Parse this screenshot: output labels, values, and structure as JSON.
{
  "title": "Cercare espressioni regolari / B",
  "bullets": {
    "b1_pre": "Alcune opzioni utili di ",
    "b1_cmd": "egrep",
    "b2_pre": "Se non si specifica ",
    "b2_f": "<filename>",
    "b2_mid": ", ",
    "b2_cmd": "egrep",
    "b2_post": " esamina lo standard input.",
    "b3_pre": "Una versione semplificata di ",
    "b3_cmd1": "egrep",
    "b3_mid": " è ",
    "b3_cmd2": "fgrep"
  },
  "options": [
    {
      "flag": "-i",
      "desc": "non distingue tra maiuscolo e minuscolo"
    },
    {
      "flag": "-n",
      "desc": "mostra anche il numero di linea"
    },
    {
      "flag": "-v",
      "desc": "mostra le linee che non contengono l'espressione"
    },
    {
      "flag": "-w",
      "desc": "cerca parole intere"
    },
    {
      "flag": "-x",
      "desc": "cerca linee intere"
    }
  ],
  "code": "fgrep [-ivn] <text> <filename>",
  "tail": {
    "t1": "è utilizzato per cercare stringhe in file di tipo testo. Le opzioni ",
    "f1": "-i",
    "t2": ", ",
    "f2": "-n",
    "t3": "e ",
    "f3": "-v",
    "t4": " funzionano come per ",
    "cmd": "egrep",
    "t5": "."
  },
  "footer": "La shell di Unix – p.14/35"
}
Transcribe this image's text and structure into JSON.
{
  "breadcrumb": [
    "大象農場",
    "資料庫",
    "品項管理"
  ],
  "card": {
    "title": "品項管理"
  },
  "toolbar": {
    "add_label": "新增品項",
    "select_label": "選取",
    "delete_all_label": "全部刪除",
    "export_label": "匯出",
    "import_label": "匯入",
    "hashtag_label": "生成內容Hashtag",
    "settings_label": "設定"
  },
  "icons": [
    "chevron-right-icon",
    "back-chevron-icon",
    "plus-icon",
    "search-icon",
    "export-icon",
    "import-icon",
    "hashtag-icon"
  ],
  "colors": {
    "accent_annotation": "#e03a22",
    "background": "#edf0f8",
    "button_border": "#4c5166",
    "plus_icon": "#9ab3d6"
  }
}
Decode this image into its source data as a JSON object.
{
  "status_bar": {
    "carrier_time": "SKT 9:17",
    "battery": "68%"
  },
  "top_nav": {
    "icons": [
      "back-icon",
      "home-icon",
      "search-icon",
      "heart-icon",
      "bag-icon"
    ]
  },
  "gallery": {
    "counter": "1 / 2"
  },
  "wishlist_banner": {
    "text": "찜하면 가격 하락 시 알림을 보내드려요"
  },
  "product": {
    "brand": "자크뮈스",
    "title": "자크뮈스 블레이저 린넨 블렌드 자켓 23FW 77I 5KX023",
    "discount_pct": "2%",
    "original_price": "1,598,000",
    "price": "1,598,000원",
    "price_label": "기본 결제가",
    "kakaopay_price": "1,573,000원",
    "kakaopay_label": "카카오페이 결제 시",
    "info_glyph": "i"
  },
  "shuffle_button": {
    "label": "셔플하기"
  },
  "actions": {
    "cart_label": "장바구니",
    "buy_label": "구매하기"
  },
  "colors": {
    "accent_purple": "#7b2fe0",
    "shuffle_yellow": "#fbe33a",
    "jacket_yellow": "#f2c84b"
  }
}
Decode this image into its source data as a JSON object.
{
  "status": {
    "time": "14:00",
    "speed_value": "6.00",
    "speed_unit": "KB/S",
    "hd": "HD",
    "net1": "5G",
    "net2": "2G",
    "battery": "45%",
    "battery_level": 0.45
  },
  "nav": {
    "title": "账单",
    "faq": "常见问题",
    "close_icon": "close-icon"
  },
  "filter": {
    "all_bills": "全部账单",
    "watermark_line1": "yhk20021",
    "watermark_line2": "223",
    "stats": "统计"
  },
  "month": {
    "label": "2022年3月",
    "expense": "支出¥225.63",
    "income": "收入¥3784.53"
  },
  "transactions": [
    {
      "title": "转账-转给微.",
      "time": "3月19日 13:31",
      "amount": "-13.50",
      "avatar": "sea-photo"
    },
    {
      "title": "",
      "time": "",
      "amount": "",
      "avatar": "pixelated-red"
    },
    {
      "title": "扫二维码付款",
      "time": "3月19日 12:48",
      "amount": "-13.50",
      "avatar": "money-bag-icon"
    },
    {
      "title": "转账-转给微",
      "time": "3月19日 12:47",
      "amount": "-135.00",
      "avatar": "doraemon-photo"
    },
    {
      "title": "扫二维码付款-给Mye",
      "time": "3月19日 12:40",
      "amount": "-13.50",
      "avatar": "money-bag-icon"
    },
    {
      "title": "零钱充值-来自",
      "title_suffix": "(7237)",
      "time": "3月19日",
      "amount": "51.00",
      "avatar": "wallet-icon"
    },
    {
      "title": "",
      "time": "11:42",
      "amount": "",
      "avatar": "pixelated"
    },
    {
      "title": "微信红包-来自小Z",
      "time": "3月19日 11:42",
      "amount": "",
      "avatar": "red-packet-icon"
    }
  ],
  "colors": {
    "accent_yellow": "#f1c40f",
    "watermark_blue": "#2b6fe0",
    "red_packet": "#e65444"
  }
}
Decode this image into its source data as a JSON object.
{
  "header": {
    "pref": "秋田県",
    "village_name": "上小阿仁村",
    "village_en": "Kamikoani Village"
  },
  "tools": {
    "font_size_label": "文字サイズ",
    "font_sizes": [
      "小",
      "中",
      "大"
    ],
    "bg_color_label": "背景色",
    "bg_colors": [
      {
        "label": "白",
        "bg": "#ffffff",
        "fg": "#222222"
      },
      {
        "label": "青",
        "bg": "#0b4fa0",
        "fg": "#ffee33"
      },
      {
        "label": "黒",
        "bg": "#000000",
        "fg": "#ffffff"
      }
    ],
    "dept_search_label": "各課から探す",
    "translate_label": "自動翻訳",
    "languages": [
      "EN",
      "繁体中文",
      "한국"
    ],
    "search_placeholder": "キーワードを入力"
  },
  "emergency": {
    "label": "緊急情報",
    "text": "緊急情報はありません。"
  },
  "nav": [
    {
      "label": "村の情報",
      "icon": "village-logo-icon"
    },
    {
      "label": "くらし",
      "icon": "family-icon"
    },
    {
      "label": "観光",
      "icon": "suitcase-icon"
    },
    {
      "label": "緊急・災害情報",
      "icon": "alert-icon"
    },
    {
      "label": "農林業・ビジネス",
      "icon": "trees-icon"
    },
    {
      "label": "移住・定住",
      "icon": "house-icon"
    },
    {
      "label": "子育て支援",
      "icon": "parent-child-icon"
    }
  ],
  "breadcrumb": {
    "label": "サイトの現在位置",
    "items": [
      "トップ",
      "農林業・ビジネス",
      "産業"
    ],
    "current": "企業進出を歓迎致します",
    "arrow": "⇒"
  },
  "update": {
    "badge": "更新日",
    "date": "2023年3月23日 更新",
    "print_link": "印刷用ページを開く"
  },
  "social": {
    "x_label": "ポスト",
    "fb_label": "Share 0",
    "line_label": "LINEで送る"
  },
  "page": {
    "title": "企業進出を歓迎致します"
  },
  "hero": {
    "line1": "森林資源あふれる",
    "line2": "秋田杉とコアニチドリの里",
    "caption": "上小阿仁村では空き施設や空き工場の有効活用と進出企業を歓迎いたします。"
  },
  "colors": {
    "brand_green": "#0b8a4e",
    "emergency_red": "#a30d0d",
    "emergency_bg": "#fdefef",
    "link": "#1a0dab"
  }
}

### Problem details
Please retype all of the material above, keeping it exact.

### Answer to the exercise
Parse this screenshot: output labels, values, and structure as JSON.
{
  "title": "Cercare espressioni regolari / B",
  "bullets": {
    "b1_pre": "Alcune opzioni utili di ",
    "b1_cmd": "egrep",
    "b2_pre": "Se non si specifica ",
    "b2_f": "<filename>",
    "b2_mid": ", ",
    "b2_cmd": "egrep",
    "b2_post": " esamina lo standard input.",
    "b3_pre": "Una versione semplificata di ",
    "b3_cmd1": "egrep",
    "b3_mid": " è ",
    "b3_cmd2": "fgrep"
  },
  "options": [
    {
      "flag": "-i",
      "desc": "non distingue tra maiuscolo e minuscolo"
    },
    {
      "flag": "-n",
      "desc": "mostra anche il numero di linea"
    },
    {
      "flag": "-v",
      "desc": "mostra le linee che non contengono l'espressione"
    },
    {
      "flag": "-w",
      "desc": "cerca parole intere"
    },
    {
      "flag": "-x",
      "desc": "cerca linee intere"
    }
  ],
  "code": "fgrep [-ivn] <text> <filename>",
  "tail": {
    "t1": "è utilizzato per cercare stringhe in file di tipo testo. Le opzioni ",
    "f1": "-i",
    "t2": ", ",
    "f2": "-n",
    "t3": "e ",
    "f3": "-v",
    "t4": " funzionano come per ",
    "cmd": "egrep",
    "t5": "."
  },
  "footer": "La shell di Unix – p.14/35"
}
Transcribe this image's text and structure into JSON.
{
  "breadcrumb": [
    "大象農場",
    "資料庫",
    "品項管理"
  ],
  "card": {
    "title": "品項管理"
  },
  "toolbar": {
    "add_label": "新增品項",
    "select_label": "選取",
    "delete_all_label": "全部刪除",
    "export_label": "匯出",
    "import_label": "匯入",
    "hashtag_label": "生成內容Hashtag",
    "settings_label": "設定"
  },
  "icons": [
    "chevron-right-icon",
    "back-chevron-icon",
    "plus-icon",
    "search-icon",
    "export-icon",
    "import-icon",
    "hashtag-icon"
  ],
  "colors": {
    "accent_annotation": "#e03a22",
    "background": "#edf0f8",
    "button_border": "#4c5166",
    "plus_icon": "#9ab3d6"
  }
}
Decode this image into its source data as a JSON object.
{
  "status_bar": {
    "carrier_time": "SKT 9:17",
    "battery": "68%"
  },
  "top_nav": {
    "icons": [
      "back-icon",
      "home-icon",
      "search-icon",
      "heart-icon",
      "bag-icon"
    ]
  },
  "gallery": {
    "counter": "1 / 2"
  },
  "wishlist_banner": {
    "text": "찜하면 가격 하락 시 알림을 보내드려요"
  },
  "product": {
    "brand": "자크뮈스",
    "title": "자크뮈스 블레이저 린넨 블렌드 자켓 23FW 77I 5KX023",
    "discount_pct": "2%",
    "original_price": "1,598,000",
    "price": "1,598,000원",
    "price_label": "기본 결제가",
    "kakaopay_price": "1,573,000원",
    "kakaopay_label": "카카오페이 결제 시",
    "info_glyph": "i"
  },
  "shuffle_button": {
    "label": "셔플하기"
  },
  "actions": {
    "cart_label": "장바구니",
    "buy_label": "구매하기"
  },
  "colors": {
    "accent_purple": "#7b2fe0",
    "shuffle_yellow": "#fbe33a",
    "jacket_yellow": "#f2c84b"
  }
}
Decode this image into its source data as a JSON object.
{
  "status": {
    "time": "14:00",
    "speed_value": "6.00",
    "speed_unit": "KB/S",
    "hd": "HD",
    "net1": "5G",
    "net2": "2G",
    "battery": "45%",
    "battery_level": 0.45
  },
  "nav": {
    "title": "账单",
    "faq": "常见问题",
    "close_icon": "close-icon"
  },
  "filter": {
    "all_bills": "全部账单",
    "watermark_line1": "yhk20021",
    "watermark_line2": "223",
    "stats": "统计"
  },
  "month": {
    "label": "2022年3月",
    "expense": "支出¥225.63",
    "income": "收入¥3784.53"
  },
  "transactions": [
    {
      "title": "转账-转给微.",
      "time": "3月19日 13:31",
      "amount": "-13.50",
      "avatar": "sea-photo"
    },
    {
      "title": "",
      "time": "",
      "amount": "",
      "avatar": "pixelated-red"
    },
    {
      "title": "扫二维码付款",
      "time": "3月19日 12:48",
      "amount": "-13.50",
      "avatar": "money-bag-icon"
    },
    {
      "title": "转账-转给微",
      "time": "3月19日 12:47",
      "amount": "-135.00",
      "avatar": "doraemon-photo"
    },
    {
      "title": "扫二维码付款-给Mye",
      "time": "3月19日 12:40",
      "amount": "-13.50",
      "avatar": "money-bag-icon"
    },
    {
      "title": "零钱充值-来自",
      "title_suffix": "(7237)",
      "time": "3月19日",
      "amount": "51.00",
      "avatar": "wallet-icon"
    },
    {
      "title": "",
      "time": "11:42",
      "amount": "",
      "avatar": "pixelated"
    },
    {
      "title": "微信红包-来自小Z",
      "time": "3月19日 11:42",
      "amount": "",
      "avatar": "red-packet-icon"
    }
  ],
  "colors": {
    "accent_yellow": "#f1c40f",
    "watermark_blue": "#2b6fe0",
    "red_packet": "#e65444"
  }
}
Decode this image into its source data as a JSON object.
{
  "header": {
    "pref": "秋田県",
    "village_name": "上小阿仁村",
    "village_en": "Kamikoani Village"
  },
  "tools": {
    "font_size_label": "文字サイズ",
    "font_sizes": [
      "小",
      "中",
      "大"
    ],
    "bg_color_label": "背景色",
    "bg_colors": [
      {
        "label": "白",
        "bg": "#ffffff",
        "fg": "#222222"
      },
      {
        "label": "青",
        "bg": "#0b4fa0",
        "fg": "#ffee33"
      },
      {
        "label": "黒",
        "bg": "#000000",
        "fg": "#ffffff"
      }
    ],
    "dept_search_label": "各課から探す",
    "translate_label": "自動翻訳",
    "languages": [
      "EN",
      "繁体中文",
      "한국"
    ],
    "search_placeholder": "キーワードを入力"
  },
  "emergency": {
    "label": "緊急情報",
    "text": "緊急情報はありません。"
  },
  "nav": [
    {
      "label": "村の情報",
      "icon": "village-logo-icon"
    },
    {
      "label": "くらし",
      "icon": "family-icon"
    },
    {
      "label": "観光",
      "icon": "suitcase-icon"
    },
    {
      "label": "緊急・災害情報",
      "icon": "alert-icon"
    },
    {
      "label": "農林業・ビジネス",
      "icon": "trees-icon"
    },
    {
      "label": "移住・定住",
      "icon": "house-icon"
    },
    {
      "label": "子育て支援",
      "icon": "parent-child-icon"
    }
  ],
  "breadcrumb": {
    "label": "サイトの現在位置",
    "items": [
      "トップ",
      "農林業・ビジネス",
      "産業"
    ],
    "current": "企業進出を歓迎致します",
    "arrow": "⇒"
  },
  "update": {
    "badge": "更新日",
    "date": "2023年3月23日 更新",
    "print_link": "印刷用ページを開く"
  },
  "social": {
    "x_label": "ポスト",
    "fb_label": "Share 0",
    "line_label": "LINEで送る"
  },
  "page": {
    "title": "企業進出を歓迎致します"
  },
  "hero": {
    "line1": "森林資源あふれる",
    "line2": "秋田杉とコアニチドリの里",
    "caption": "上小阿仁村では空き施設や空き工場の有効活用と進出企業を歓迎いたします。"
  },
  "colors": {
    "brand_green": "#0b8a4e",
    "emergency_red": "#a30d0d",
    "emergency_bg": "#fdefef",
    "link": "#1a0dab"
  }
}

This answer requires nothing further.